BEGIN
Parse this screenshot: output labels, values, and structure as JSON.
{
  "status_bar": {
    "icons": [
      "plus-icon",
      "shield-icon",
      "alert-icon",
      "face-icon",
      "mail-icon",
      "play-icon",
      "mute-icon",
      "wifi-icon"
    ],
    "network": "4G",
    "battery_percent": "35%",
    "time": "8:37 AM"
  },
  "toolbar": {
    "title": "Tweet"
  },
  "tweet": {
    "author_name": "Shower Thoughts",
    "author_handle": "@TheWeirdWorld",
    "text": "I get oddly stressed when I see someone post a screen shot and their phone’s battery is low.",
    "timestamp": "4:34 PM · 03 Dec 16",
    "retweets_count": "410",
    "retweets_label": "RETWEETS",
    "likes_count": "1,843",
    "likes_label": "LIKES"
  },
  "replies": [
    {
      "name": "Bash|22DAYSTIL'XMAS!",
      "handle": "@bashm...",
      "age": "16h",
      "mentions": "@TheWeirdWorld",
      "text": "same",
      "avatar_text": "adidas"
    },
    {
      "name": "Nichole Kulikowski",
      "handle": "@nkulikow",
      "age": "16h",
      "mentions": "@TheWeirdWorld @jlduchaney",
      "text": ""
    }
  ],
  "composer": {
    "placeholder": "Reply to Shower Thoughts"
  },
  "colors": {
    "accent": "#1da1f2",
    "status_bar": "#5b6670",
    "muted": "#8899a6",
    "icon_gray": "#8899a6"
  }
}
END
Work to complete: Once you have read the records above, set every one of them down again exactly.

Solution to this problem:
Parse this screenshot: output labels, values, and structure as JSON.
{
  "status_bar": {
    "icons": [
      "plus-icon",
      "shield-icon",
      "alert-icon",
      "face-icon",
      "mail-icon",
      "play-icon",
      "mute-icon",
      "wifi-icon"
    ],
    "network": "4G",
    "battery_percent": "35%",
    "time": "8:37 AM"
  },
  "toolbar": {
    "title": "Tweet"
  },
  "tweet": {
    "author_name": "Shower Thoughts",
    "author_handle": "@TheWeirdWorld",
    "text": "I get oddly stressed when I see someone post a screen shot and their phone’s battery is low.",
    "timestamp": "4:34 PM · 03 Dec 16",
    "retweets_count": "410",
    "retweets_label": "RETWEETS",
    "likes_count": "1,843",
    "likes_label": "LIKES"
  },
  "replies": [
    {
      "name": "Bash|22DAYSTIL'XMAS!",
      "handle": "@bashm...",
      "age": "16h",
      "mentions": "@TheWeirdWorld",
      "text": "same",
      "avatar_text": "adidas"
    },
    {
      "name": "Nichole Kulikowski",
      "handle": "@nkulikow",
      "age": "16h",
      "mentions": "@TheWeirdWorld @jlduchaney",
      "text": ""
    }
  ],
  "composer": {
    "placeholder": "Reply to Shower Thoughts"
  },
  "colors": {
    "accent": "#1da1f2",
    "status_bar": "#5b6670",
    "muted": "#8899a6",
    "icon_gray": "#8899a6"
  }
}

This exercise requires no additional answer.